For a couple of days, our legs were rubbery, our knees wobbling. The floor rose to meet us. We weren’t sure at times if the shakes were real or imagined. After some of the real aftershocks, ones in which the house banged and rattled and mortar rained down the roof, my hands were trembling so much it was difficult to hold my mobile phone, which didn’t leave my hand or my pocket for five days straight. When we lost coverage for an hour or so on the first day when the emergency batteries ran down in the cellphone towers, I knew to expect it—and that it would be temporary—through what I’d read on Twitter. Twitter was an immediate source of necessary information, reassurance, companionship. Critically, my phone felt like a lifeline to the outside world, to places where the lawn wasn’t covered in bricks and entire shop-fronts hadn’t fallen into the street and the river hadn’t changed its course and cracks so big a man could stand waist deep in them hadn’t appeared in the roadway. A line to the old real life.
Marking the 10th Anniversary of both Australia’s DMCA equivalent The Digital Agenda Act 2000, and The Moral Rights Act 2000, this ABC discussion on moral rights and digital rights for artists is well worth a read or listen.
“Artists in particular are tetchy about their creations. Understandably they don’t want the meaning of their works twisted or distorted. And of course they don’t want others to reproduce their work without permission. But with everything being online these days, what tangible rights do artists have? Should they just go with the digital flow, or should they use all the legal weapons available to them?”
The discussion between interviewer Damien Carrick, Professor Matthew Rimmer of ANU Law School, and Brent Salter, legal academic at Macquarie University Law School covers issues ranging from Michael Palin and Monty Python’s response to various copyright situations, the YouTube vs Viacom dispute (recently won by YouTube), and several interesting case studies of moral rights disputes in Australian theatre.
Presented at this year’s TED conference, this talk by Johanna Blakely on lessons that other creative industries can learn from fashion’s lack of copyright protection is well worth the watch. From the YouTube post: “Copyright law’s grip on film, music and software barely touches the fashion industry … and fashion benefits in both innovation and sales, says Johanna Blakley.

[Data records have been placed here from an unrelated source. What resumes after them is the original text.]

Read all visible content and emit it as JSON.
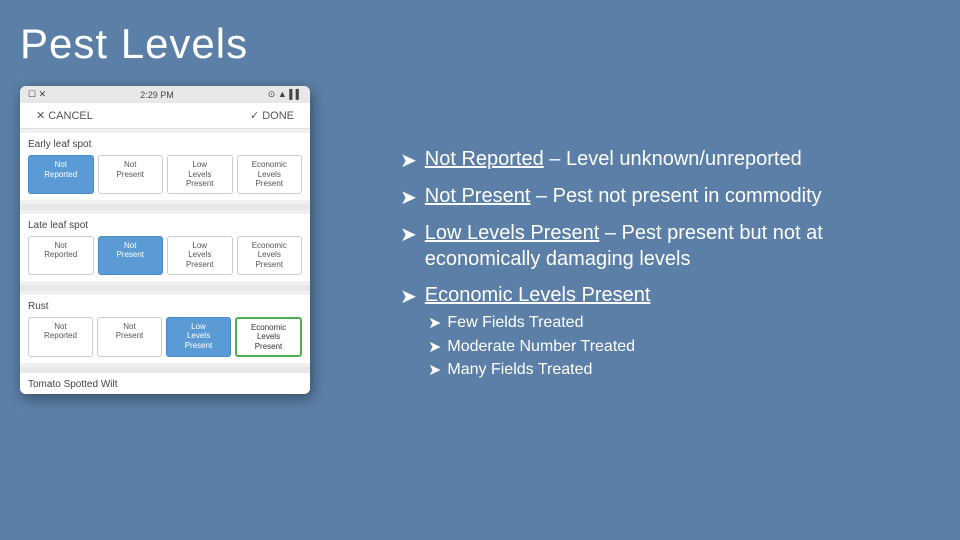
{
  "title": "Pest Levels",
  "phone": {
    "status_bar": {
      "left_icons": "☐ ✕",
      "time": "2:29 PM",
      "right_icons": "⊙ ▲ ▌▌"
    },
    "cancel_label": "CANCEL",
    "done_label": "DONE",
    "sections": [
      {
        "label": "Early leaf spot",
        "options": [
          {
            "text": "Not\nReported",
            "state": "selected-blue"
          },
          {
            "text": "Not\nPresent",
            "state": "normal"
          },
          {
            "text": "Low\nLevels\nPresent",
            "state": "normal"
          },
          {
            "text": "Economic\nLevels\nPresent",
            "state": "normal"
          }
        ]
      },
      {
        "label": "Late leaf spot",
        "options": [
          {
            "text": "Not\nReporte",
            "state": "normal"
          },
          {
            "text": "Not\nPresent",
            "state": "selected-blue"
          },
          {
            "text": "Low\nLevels\nPresent",
            "state": "normal"
          },
          {
            "text": "Economic\nLevels\nPresent",
            "state": "normal"
          }
        ]
      },
      {
        "label": "Rust",
        "options": [
          {
            "text": "Not\nReported",
            "state": "normal"
          },
          {
            "text": "Not\nPresent",
            "state": "normal"
          },
          {
            "text": "Low\nLevels\nPresent",
            "state": "selected-blue"
          },
          {
            "text": "Economic\nLevels\nPresent",
            "state": "selected-outline"
          }
        ]
      }
    ],
    "bottom_label": "Tomato Spotted Wilt"
  },
  "bullets": [
    {
      "key": "not-reported",
      "label_underline": "Not Reported",
      "label_rest": " – Level unknown/unreported"
    },
    {
      "key": "not-present",
      "label_underline": "Not Present",
      "label_rest": " – Pest not present in commodity"
    },
    {
      "key": "low-levels",
      "label_underline": "Low Levels Present",
      "label_rest": " – Pest present but not at economically damaging levels"
    },
    {
      "key": "economic",
      "label_underline": "Economic Levels Present",
      "label_rest": "",
      "sub_bullets": [
        {
          "text": "Few Fields Treated"
        },
        {
          "text": "Moderate Number Treated"
        },
        {
          "text": "Many Fields Treated"
        }
      ]
    }
  ]
}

At TEDxUSC 2010, she talks about what all creative industries can learn from fashion’s free culture.”
The PDF of her talk can be found on her project website: Ready to Share. “The Ready to Share project explores the fashion industry’s enthusiastic embrace of sampling, appropriation and borrowed inspiration, core components of every creative process.”
Select Committee submissions on the Copyright (Infringing File Sharing) Amendment Bill — the former s92A — are due this Thursday 17 June. The bill can be read here and information on how to make a submission is here.
Of course, we will be making a submission based on feedback we’ve been getting from members. Let us know if you’ve got something to add by contacting us, or commenting on this post.
New Zealand’s multi-talented* music identity A Low Hum has announced that most of their future recordings will be released as an MP3/Artwork combo, joining musicians and music organisations around the world who are adopting new business models to take advantage of the internet.